▸ **Instructions to follow**
In your copy of the data, include no pictures and alter nothing else.

▸ **The data**
------------------------------------

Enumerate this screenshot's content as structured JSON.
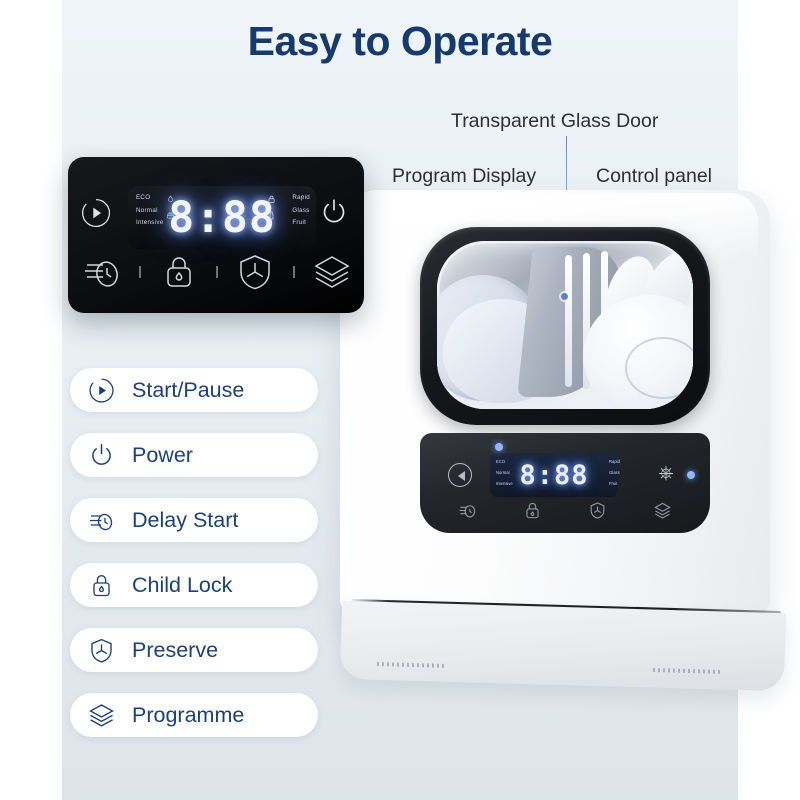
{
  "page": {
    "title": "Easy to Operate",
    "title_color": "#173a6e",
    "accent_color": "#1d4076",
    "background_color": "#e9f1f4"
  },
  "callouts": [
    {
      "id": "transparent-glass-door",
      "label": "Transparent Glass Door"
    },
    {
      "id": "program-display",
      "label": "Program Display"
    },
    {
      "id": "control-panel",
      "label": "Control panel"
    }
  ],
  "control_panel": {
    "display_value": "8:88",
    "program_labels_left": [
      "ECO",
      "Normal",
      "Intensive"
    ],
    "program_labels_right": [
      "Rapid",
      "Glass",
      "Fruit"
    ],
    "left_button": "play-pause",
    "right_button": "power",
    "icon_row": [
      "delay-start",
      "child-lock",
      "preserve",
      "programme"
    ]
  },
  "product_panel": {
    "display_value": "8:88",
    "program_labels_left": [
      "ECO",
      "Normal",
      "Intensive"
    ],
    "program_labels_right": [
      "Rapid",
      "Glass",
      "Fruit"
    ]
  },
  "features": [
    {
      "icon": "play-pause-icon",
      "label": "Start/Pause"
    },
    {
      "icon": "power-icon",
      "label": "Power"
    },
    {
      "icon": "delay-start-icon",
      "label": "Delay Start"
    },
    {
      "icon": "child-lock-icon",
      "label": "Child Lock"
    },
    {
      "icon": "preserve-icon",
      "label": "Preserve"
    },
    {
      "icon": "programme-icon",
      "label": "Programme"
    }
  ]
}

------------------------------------

▸ **Answer section**
Enumerate this screenshot's content as structured JSON.
{
  "page": {
    "title": "Easy to Operate",
    "title_color": "#173a6e",
    "accent_color": "#1d4076",
    "background_color": "#e9f1f4"
  },
  "callouts": [
    {
      "id": "transparent-glass-door",
      "label": "Transparent Glass Door"
    },
    {
      "id": "program-display",
      "label": "Program Display"
    },
    {
      "id": "control-panel",
      "label": "Control panel"
    }
  ],
  "control_panel": {
    "display_value": "8:88",
    "program_labels_left": [
      "ECO",
      "Normal",
      "Intensive"
    ],
    "program_labels_right": [
      "Rapid",
      "Glass",
      "Fruit"
    ],
    "left_button": "play-pause",
    "right_button": "power",
    "icon_row": [
      "delay-start",
      "child-lock",
      "preserve",
      "programme"
    ]
  },
  "product_panel": {
    "display_value": "8:88",
    "program_labels_left": [
      "ECO",
      "Normal",
      "Intensive"
    ],
    "program_labels_right": [
      "Rapid",
      "Glass",
      "Fruit"
    ]
  },
  "features": [
    {
      "icon": "play-pause-icon",
      "label": "Start/Pause"
    },
    {
      "icon": "power-icon",
      "label": "Power"
    },
    {
      "icon": "delay-start-icon",
      "label": "Delay Start"
    },
    {
      "icon": "child-lock-icon",
      "label": "Child Lock"
    },
    {
      "icon": "preserve-icon",
      "label": "Preserve"
    },
    {
      "icon": "programme-icon",
      "label": "Programme"
    }
  ]
}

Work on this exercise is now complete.